**WHAT TO DO:** A line qualifies if it holds the string "watermark". Copy every qualifying line from the records.

DATA Start Marker

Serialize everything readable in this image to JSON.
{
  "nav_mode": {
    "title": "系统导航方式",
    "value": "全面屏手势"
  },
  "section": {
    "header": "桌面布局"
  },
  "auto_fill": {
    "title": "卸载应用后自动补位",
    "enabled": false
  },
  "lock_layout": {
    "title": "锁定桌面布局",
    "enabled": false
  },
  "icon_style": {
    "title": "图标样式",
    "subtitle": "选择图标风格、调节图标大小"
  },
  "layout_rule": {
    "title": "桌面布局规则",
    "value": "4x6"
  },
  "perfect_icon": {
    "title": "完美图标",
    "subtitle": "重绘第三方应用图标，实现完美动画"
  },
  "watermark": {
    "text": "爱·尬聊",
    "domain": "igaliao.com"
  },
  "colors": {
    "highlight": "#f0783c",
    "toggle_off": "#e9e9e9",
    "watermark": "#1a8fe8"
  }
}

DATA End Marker
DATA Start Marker

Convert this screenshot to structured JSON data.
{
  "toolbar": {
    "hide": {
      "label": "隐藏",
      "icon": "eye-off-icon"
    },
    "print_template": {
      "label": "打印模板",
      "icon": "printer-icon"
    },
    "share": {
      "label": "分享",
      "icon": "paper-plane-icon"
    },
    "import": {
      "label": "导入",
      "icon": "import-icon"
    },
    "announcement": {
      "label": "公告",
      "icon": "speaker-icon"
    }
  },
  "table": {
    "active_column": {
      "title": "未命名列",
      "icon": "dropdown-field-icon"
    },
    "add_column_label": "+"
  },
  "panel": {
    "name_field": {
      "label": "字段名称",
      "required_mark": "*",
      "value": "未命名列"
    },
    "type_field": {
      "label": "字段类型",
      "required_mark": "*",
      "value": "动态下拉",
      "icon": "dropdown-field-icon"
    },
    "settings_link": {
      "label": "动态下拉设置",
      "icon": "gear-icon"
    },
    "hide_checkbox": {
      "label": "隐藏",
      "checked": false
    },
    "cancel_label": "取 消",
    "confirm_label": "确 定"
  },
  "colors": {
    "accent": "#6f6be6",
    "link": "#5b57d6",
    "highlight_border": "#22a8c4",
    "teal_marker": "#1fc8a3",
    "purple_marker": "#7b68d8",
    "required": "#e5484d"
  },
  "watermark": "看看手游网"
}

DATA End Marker

**TASK OUTPUT:**
  "watermark": {
    "watermark": "#1a8fe8"
  "watermark": "看看手游网"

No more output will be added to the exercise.